Heroin drug traffickers arrested in the Seychelles Waters in October 2022. (Seychelles Defence Forces)
The Seychelles National Assembly ratified an agreement with the European Union that will allow persons arrested for drug and weapons trafficking off the coast of Somalia by a member state of the EU, to be tried, prosecuted and imprisoned in Seychelles.
The motion for the Assembly to ratify the agreement signed by Seychelles on August 3, was brought forth on Wednesday by the Leader of Government Business, Bernard Georges.
Seventeen members of the National Assembly voted for the ratification and nine members abstained.
In an overview of the agreement, the director general for regional affairs in the Ministry of Foreign Affairs, Christian Faure, said that it was initiated by the EU NAVFOR Somalia Operation Atalanta.
The mission was deployed in 2008 to counter-piracy military operation at sea off the Horn of Africa and in the Western Indian Ocean.
“As piracy has been suppressed, we are seeing new emerging issues post piracy like the rise in drug trafficking and elements of arms so when we made several meetings on maritime security we realised that we must now look beyond piracy and at the emerging threats in a more holistic and more comprehensive manner,” Faure explained.
He said that the EU on its side readjusted the mandate of Operation Atalanta to operate more in the Indian Ocean region and look at the emerging threats specifically drugs and weapons trafficking.
“So we entered into a negotiation to conclude this agreement that will allow Operation Atalanta to catch the drug and weapons traffickers and hand over to Seychelles. We will provide the legal finish, which will involve prosecution and imprisonment,” he added.
The Minister for Internal Affairs, Errol Fonseka said that Seychelles “is using the opportunity to use this deployment of the various maritime assets that we don’t have to cover the area space not just for our own Exclusive Economic Zone but also outside of it.”
Seychelles, a group of 115 islands spread over an Exclusive Economic Zone of 1.4 million square kilometres, finds it difficult to deter and suppress illegal activities at sea, due to its immense maritime space.
Fonseka said that this agreement “will allow us to use these EU assets that we can authorise to have operations in our territorial waters for both Seychelles flagged vessel and for non-Seychelles flagged vessel with a Seychellois onboard with no cost to us at all.”
He said that these operations are already being controlled by the Seychelles Regional Centre for Operation Coordination (RCOC) at Bois De Rose.
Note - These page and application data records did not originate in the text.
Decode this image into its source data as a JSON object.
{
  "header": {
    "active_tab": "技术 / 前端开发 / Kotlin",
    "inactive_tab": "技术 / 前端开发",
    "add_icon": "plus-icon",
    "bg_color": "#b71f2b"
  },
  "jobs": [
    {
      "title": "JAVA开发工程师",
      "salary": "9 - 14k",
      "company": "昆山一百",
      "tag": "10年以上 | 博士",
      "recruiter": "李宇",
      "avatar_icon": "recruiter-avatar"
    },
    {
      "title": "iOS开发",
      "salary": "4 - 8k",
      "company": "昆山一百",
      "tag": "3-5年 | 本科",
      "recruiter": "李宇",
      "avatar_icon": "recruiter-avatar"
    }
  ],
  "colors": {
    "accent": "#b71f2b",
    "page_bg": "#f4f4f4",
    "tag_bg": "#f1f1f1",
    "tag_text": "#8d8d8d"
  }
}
Questions were raised on the capacity of Seychelles to do the legal finish once prisoners have been arrested.
George Thachett, principal state counsel, said, “Once this agreement is ratified we may need to amend certain laws namely the Misuse of Drugs Act and Firearms and Ammunition Act that will the Seychelles judiciousness to trial such cases. There is already a provision for the Attorney General to review the files provided to us to see the sufficiency of evidence. There is also a right that Seychelles can at any time decide not to prosecute any transferred prisoner.”
Thachett added that “from our experience in dealing with the pirates, we are sure that we can cover this one for the legal finish.”
As for the incarceration of the prisoners, they are expected to be located on Marie-Louise, an island located 310 kilometres from the main island of Mahe. A prison facility built on the island in 2012 to house convicted drug traffickers closed down in September 2017.
Fonseka said that the whole operation will be funded by the EU.
“This operation is similar to the MASE programme (Maritime Security in the Eastern and Southern Africa and Indian Ocean Region), where all the costs of our operations sanctioned by the EU are covered. Initially, we have been given an advance of €1.5 million for the facilitation, like enhancing our legal areas. It will be under another part of the agreement called the management of the programme,” said Fonseka.